Count how many lines of the material hold "glyph". Respond with that number alone.
(Supplied information Opens)
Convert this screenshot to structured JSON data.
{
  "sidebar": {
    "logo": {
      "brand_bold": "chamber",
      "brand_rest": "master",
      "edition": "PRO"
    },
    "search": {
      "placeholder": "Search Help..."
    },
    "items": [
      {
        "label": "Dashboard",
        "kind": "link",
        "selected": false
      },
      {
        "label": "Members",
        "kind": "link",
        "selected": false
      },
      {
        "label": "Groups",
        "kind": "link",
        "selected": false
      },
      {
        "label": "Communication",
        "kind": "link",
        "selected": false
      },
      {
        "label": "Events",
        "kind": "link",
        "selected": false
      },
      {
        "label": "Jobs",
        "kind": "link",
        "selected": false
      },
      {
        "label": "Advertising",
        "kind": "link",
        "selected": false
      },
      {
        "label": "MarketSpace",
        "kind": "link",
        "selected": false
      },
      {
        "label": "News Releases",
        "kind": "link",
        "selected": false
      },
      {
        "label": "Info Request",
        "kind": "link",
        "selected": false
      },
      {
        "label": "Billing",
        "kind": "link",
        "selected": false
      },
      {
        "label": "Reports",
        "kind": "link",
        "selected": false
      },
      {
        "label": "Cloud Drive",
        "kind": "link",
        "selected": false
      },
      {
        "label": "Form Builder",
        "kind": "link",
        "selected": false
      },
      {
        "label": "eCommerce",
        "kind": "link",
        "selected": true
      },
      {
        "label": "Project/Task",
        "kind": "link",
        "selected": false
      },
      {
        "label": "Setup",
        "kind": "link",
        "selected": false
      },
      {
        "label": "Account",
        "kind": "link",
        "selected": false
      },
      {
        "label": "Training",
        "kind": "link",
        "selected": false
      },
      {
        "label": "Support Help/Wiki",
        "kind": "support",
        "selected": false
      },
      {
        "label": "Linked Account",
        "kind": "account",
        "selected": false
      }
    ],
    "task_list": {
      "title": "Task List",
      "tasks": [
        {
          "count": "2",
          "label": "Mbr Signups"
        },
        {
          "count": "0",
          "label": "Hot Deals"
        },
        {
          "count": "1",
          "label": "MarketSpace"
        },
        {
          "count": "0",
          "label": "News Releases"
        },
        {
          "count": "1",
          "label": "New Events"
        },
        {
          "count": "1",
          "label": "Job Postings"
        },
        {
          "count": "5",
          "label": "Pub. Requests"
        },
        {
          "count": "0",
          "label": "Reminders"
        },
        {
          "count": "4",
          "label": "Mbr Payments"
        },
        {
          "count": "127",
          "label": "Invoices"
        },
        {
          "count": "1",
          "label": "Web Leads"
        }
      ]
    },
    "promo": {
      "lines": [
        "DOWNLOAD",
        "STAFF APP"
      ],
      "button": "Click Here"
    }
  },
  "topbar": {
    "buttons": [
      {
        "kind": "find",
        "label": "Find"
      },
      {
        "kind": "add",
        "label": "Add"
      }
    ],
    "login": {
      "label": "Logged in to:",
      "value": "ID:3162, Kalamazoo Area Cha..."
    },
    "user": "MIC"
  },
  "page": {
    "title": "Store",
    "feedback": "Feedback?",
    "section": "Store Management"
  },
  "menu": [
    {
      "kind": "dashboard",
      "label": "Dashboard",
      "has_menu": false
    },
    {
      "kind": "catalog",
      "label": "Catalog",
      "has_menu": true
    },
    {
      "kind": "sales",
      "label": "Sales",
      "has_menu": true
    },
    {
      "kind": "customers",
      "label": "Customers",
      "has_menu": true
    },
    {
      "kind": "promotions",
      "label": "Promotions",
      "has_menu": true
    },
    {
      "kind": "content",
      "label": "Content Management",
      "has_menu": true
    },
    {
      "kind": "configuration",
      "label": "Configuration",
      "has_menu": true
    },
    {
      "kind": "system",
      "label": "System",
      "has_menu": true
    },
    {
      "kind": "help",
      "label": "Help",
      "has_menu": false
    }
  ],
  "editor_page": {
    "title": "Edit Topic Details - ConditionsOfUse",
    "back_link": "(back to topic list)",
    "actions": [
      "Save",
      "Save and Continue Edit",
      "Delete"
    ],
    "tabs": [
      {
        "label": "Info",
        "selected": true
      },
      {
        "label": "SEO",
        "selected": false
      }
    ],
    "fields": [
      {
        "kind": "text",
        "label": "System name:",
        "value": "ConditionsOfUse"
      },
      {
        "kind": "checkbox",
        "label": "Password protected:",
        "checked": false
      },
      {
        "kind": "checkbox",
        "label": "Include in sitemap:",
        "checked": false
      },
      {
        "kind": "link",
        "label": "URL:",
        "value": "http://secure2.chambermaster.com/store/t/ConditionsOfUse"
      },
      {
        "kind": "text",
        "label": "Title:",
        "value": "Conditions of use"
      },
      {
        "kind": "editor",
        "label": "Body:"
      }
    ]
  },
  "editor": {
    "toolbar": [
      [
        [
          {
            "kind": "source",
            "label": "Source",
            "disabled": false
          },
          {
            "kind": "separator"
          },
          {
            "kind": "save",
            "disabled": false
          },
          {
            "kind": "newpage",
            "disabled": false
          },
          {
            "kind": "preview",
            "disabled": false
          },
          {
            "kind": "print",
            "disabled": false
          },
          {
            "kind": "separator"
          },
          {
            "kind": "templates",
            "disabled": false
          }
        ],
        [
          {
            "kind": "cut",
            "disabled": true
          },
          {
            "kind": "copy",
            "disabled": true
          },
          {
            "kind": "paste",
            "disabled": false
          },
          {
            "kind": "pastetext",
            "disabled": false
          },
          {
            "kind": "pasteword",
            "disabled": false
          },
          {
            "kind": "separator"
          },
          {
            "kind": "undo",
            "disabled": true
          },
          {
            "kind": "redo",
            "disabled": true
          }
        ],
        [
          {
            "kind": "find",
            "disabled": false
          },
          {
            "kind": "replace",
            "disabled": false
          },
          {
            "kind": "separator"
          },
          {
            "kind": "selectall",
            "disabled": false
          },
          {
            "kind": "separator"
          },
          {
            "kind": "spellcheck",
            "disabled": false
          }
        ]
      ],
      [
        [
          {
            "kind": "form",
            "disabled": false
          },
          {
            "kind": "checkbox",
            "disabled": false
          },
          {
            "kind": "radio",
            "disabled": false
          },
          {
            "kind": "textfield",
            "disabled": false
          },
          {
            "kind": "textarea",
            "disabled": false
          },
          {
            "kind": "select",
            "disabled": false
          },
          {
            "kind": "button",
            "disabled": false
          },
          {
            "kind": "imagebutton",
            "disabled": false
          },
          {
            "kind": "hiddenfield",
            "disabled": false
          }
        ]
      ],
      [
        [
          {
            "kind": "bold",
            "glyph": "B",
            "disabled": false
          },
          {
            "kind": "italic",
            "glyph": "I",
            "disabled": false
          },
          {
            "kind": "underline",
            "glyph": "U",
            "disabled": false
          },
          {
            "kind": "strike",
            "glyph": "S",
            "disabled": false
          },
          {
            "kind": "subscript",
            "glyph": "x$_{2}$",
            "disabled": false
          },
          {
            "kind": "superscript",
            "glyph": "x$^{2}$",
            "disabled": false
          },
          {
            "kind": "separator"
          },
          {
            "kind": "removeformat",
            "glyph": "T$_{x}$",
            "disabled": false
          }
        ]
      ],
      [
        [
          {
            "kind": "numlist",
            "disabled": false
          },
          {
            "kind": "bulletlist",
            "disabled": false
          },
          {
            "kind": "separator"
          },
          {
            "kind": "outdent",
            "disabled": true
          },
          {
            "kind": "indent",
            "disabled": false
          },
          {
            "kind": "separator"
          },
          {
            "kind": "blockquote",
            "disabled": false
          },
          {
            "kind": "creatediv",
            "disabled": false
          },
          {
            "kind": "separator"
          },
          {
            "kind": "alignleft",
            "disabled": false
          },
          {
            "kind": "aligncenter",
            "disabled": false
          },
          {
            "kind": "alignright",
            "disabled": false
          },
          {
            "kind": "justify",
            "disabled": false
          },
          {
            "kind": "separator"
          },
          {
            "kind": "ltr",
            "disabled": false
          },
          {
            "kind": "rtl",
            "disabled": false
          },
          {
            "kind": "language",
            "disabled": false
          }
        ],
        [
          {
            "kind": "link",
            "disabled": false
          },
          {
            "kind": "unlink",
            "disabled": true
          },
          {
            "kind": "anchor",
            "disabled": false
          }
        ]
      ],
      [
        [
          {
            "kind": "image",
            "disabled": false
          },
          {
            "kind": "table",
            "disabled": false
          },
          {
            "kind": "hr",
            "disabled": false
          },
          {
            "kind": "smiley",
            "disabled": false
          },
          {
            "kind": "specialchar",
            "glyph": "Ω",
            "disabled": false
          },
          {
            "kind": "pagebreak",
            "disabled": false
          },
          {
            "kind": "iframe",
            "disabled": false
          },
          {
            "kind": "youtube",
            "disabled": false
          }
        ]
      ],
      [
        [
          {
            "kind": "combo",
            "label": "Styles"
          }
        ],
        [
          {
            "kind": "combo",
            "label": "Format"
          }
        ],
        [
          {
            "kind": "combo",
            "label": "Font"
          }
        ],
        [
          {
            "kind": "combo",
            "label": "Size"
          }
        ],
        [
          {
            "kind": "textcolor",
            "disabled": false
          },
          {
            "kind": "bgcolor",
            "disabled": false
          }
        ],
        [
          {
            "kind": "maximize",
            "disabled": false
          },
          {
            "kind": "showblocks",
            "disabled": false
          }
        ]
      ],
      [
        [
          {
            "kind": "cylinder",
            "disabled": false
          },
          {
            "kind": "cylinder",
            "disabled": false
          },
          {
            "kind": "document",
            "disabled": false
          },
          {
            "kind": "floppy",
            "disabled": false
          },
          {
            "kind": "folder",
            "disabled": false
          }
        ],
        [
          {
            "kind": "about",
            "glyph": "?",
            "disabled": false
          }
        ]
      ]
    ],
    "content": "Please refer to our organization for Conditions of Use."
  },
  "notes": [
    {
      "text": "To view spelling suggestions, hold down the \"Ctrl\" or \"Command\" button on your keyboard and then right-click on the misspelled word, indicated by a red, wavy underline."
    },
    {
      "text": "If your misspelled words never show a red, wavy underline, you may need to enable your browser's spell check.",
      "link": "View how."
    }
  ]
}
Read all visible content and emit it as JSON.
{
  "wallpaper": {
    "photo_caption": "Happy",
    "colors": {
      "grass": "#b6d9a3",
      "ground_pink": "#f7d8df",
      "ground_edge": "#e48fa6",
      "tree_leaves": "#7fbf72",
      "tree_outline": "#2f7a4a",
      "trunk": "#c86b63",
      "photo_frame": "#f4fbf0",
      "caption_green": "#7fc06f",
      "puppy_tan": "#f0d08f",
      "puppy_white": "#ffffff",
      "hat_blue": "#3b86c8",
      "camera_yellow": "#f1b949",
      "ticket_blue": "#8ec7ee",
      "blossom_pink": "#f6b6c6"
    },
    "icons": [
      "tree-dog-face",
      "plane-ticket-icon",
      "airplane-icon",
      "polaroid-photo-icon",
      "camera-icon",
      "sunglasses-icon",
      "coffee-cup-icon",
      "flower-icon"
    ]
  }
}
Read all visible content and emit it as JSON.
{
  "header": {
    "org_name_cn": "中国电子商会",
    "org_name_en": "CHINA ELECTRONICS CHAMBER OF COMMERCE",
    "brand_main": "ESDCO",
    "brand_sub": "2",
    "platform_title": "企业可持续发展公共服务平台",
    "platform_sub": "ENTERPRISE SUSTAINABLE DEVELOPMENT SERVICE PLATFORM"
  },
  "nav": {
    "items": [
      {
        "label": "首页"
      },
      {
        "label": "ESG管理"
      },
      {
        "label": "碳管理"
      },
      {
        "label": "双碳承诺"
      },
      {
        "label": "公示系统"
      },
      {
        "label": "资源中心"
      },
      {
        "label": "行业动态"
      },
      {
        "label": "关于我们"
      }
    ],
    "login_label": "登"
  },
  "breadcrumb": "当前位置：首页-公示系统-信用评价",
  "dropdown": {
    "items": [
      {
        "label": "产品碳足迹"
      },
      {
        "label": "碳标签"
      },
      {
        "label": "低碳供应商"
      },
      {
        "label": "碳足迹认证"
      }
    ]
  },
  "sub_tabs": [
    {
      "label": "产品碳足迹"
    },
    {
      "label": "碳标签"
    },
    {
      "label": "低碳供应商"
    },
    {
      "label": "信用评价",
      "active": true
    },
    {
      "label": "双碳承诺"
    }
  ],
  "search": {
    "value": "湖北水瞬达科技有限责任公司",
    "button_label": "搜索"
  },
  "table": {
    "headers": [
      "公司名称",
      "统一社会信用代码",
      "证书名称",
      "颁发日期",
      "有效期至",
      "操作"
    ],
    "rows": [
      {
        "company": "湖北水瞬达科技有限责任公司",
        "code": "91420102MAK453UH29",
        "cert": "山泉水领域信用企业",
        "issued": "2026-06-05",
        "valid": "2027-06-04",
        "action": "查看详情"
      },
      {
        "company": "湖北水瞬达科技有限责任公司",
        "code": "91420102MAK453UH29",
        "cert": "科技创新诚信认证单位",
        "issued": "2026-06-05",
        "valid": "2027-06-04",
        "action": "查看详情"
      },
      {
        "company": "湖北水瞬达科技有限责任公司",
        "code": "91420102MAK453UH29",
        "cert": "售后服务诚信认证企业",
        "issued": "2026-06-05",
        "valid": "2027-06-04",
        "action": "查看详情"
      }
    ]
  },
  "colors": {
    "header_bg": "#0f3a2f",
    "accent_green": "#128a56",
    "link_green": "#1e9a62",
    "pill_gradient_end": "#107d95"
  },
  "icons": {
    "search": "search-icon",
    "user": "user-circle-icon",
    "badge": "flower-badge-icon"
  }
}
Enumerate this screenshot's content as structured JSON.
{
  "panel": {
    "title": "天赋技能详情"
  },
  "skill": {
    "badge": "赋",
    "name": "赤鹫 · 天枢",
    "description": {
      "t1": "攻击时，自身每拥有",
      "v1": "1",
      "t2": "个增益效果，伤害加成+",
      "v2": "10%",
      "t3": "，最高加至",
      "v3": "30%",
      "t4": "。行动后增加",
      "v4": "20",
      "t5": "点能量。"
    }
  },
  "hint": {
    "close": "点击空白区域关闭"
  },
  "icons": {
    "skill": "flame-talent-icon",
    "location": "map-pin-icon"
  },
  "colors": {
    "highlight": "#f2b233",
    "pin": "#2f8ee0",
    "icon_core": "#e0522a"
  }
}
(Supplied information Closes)
▶ Problem solution
9